* Records for the task
****************************************

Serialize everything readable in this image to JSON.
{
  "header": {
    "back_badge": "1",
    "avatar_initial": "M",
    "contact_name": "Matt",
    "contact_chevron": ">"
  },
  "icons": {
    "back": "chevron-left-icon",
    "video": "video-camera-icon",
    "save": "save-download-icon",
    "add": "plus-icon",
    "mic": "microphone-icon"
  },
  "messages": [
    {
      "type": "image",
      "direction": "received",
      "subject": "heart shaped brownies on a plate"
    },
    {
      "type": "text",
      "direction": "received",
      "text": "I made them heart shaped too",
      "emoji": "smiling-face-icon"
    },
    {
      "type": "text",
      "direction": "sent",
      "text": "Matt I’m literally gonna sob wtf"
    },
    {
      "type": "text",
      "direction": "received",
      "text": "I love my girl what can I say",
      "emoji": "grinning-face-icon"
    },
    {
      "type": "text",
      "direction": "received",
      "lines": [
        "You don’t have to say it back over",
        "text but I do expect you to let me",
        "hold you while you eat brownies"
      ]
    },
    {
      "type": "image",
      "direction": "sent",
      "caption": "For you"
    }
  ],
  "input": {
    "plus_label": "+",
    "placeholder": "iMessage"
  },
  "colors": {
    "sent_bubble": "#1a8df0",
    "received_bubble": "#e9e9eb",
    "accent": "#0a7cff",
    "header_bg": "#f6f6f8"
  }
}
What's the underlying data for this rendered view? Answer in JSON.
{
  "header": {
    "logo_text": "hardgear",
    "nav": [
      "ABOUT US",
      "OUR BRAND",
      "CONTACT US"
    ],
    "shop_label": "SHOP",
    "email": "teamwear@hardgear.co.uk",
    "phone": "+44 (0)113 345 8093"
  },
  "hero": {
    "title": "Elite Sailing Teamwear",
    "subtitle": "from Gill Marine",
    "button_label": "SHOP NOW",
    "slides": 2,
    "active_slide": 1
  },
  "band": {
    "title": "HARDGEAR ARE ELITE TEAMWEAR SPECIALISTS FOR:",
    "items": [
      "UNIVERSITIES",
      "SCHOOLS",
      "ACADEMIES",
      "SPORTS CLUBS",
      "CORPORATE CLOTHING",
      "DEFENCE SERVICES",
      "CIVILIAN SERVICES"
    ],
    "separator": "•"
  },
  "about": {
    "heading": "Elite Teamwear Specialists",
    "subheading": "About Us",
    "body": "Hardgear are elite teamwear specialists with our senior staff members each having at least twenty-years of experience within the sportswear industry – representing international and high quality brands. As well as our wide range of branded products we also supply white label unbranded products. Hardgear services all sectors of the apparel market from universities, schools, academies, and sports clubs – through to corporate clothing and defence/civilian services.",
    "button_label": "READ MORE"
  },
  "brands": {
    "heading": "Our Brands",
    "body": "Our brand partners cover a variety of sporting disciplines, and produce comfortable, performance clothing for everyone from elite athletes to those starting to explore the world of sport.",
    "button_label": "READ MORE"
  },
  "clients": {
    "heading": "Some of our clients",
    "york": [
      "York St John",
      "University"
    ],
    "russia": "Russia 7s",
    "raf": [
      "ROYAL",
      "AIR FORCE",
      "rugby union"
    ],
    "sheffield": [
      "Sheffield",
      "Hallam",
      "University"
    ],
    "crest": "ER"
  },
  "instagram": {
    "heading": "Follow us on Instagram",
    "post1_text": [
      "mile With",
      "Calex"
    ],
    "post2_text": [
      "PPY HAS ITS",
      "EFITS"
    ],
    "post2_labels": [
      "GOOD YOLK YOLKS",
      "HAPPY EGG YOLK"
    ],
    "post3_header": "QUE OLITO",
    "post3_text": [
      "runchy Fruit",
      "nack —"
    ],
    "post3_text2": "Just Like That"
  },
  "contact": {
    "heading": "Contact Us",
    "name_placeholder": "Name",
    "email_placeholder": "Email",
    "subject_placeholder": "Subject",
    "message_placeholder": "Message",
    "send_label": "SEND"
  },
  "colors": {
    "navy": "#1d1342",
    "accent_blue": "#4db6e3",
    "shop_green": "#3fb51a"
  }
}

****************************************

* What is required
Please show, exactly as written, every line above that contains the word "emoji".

* Answer for the task
      "emoji": "smiling-face-icon"
      "emoji": "grinning-face-icon"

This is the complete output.